The Deep has financed the UK's first International Union for Conservation of Nature (IUCN) Marine Officer helping to assess 20,000 marine species by 2020.
Zoos and aquariums are working harder than ever to dedicate efforts and resources to the survival of wild species. However conservation threats continue to escalate and prioritising efforts is an ever-growing challenge. It is important for the conservation community as a whole to respond to these challenges by developing new partnerships and new means of focusing and furthering conservation effort.

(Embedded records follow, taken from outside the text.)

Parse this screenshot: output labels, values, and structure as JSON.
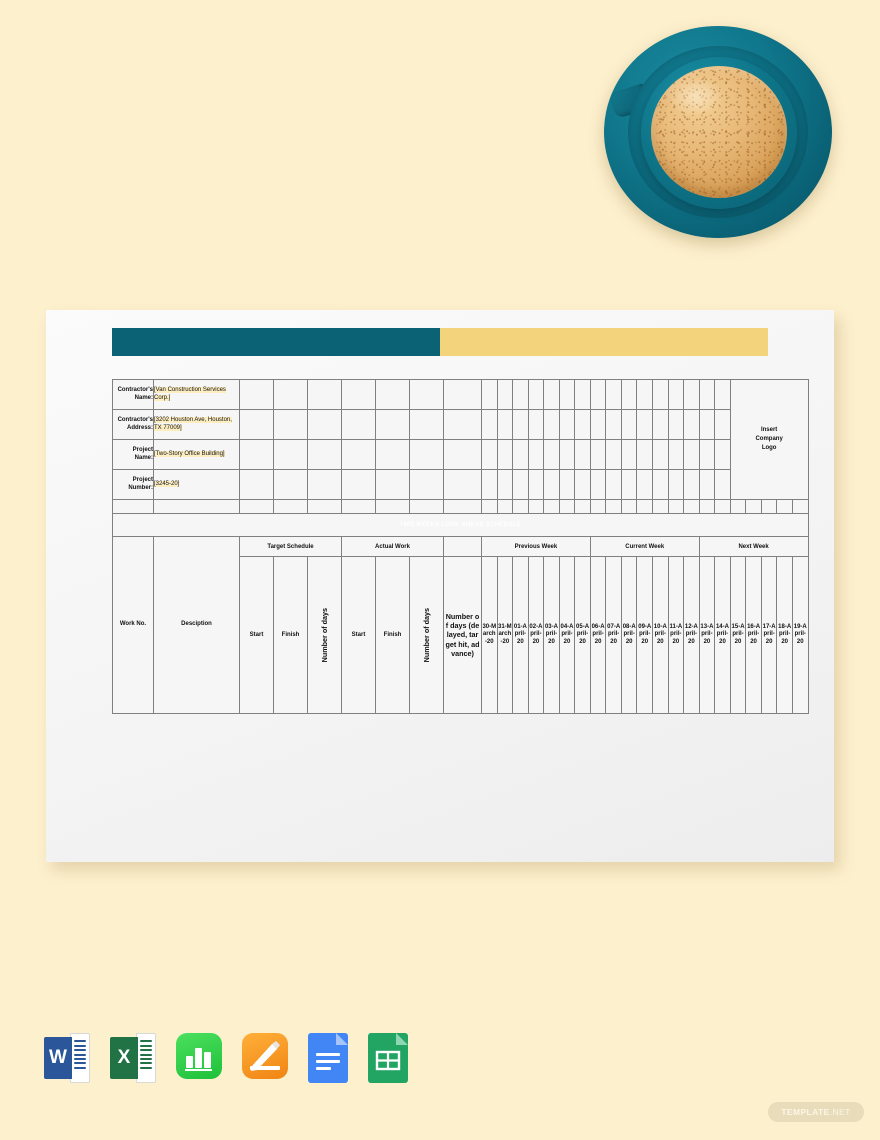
{
  "document": {
    "title": "TWO WEEKS LOOK AHEAD SCHEDULE",
    "logo_placeholder": "Insert Company Logo"
  },
  "colors": {
    "page_background": "#fdf0cd",
    "paper": "#f6f6f6",
    "teal": "#0b6274",
    "gold": "#f0cf7d",
    "cream": "#f3ecda",
    "highlight": "#fdeec2",
    "grid_line": "#808080"
  },
  "info_fields": [
    {
      "label": "Contractor's Name:",
      "value": "[Van Construction Services Corp.]"
    },
    {
      "label": "Contractor's Address:",
      "value": "[3202 Houston Ave, Houston, TX 77009]"
    },
    {
      "label": "Project Name:",
      "value": "[Two-Story Office Building]"
    },
    {
      "label": "Project Number:",
      "value": "[3245-20]"
    }
  ],
  "table": {
    "group_headers": [
      {
        "label": "Target Schedule",
        "span": 3
      },
      {
        "label": "Actual Work",
        "span": 3
      },
      {
        "label": "Previous Week",
        "span": 7
      },
      {
        "label": "Current Week",
        "span": 7
      },
      {
        "label": "Next Week",
        "span": 7
      }
    ],
    "left_headers": [
      {
        "label": "Work No."
      },
      {
        "label": "Desciption"
      }
    ],
    "sub_headers": [
      {
        "label": "Start",
        "rotated": false
      },
      {
        "label": "Finish",
        "rotated": false
      },
      {
        "label": "Number of days",
        "rotated": true
      },
      {
        "label": "Start",
        "rotated": false
      },
      {
        "label": "Finish",
        "rotated": false
      },
      {
        "label": "Number of days",
        "rotated": true
      },
      {
        "label": "Number of days (delayed, target hit, advance)",
        "rotated": false,
        "gold": true
      }
    ],
    "date_columns": [
      "30-March-20",
      "31-March-20",
      "01-April-20",
      "02-April-20",
      "03-April-20",
      "04-April-20",
      "05-April-20",
      "06-April-20",
      "07-April-20",
      "08-April-20",
      "09-April-20",
      "10-April-20",
      "11-April-20",
      "12-April-20",
      "13-April-20",
      "14-April-20",
      "15-April-20",
      "16-April-20",
      "17-April-20",
      "18-April-20",
      "19-April-20"
    ]
  },
  "app_icons": [
    {
      "name": "microsoft-word",
      "letter": "W",
      "color": "#2b579a"
    },
    {
      "name": "microsoft-excel",
      "letter": "X",
      "color": "#217346"
    },
    {
      "name": "apple-numbers",
      "letter": "",
      "color": "#2fc84b"
    },
    {
      "name": "apple-pages",
      "letter": "",
      "color": "#f79a1e"
    },
    {
      "name": "google-docs",
      "letter": "",
      "color": "#4285f4"
    },
    {
      "name": "google-sheets",
      "letter": "",
      "color": "#22a463"
    }
  ],
  "watermark": {
    "brand": "TEMPLATE",
    "suffix": ".NET"
  }
}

The International Union for Conservation of Nature (IUCN) Species Survival Commission (SSC) has, for some time now, been building a stronger relationship with zoos and aquariums. In April 2016, the IUCN established a functioning partnership with The Deep. As a result The Deep has employed a full time Marine Red List Officer that will work jointly with the IUCN. The primary responsability of the role is to contribute to a target of assessing the extinction threat faced by 20,000 marine species for the inclusion on the IUCN Red List by 2020.
Having been fully trained by the IUCN Red List team, The Deep's Red List Officer will contribute to species assessments, funding proposals and publications of data. This is the first position of its kind to be established and represents a new avenue of progress, further cementing the importance of zoos and aquaria in species conservation strategies. Through this position The Deep aims to make significant contributions to the IUCN Red List as well as drive public awareness and help to develop further partnerships with other institutions around the world.
The zoo and aquarium community has long been a keystone for the successful conservation of species at a global scale, but the opportunities now being crafted with the IUCN offer new potential for a more inclusive, holistic approach, to the benefit of effective conservation.
More than 73,600 species have been assessed via The Red List so far, but marine species are still dangerously under-evaluated. Only 11,631 marine species have been assessed and over 1,093 are threatened with extinction.
Our aim is to inspire other zoos and aquariums to join forces to help assess more species. By combining expertise and knowledge, and increased access to resources, these partnerships will create a global network of scientists feeding into essential work of the IUCN.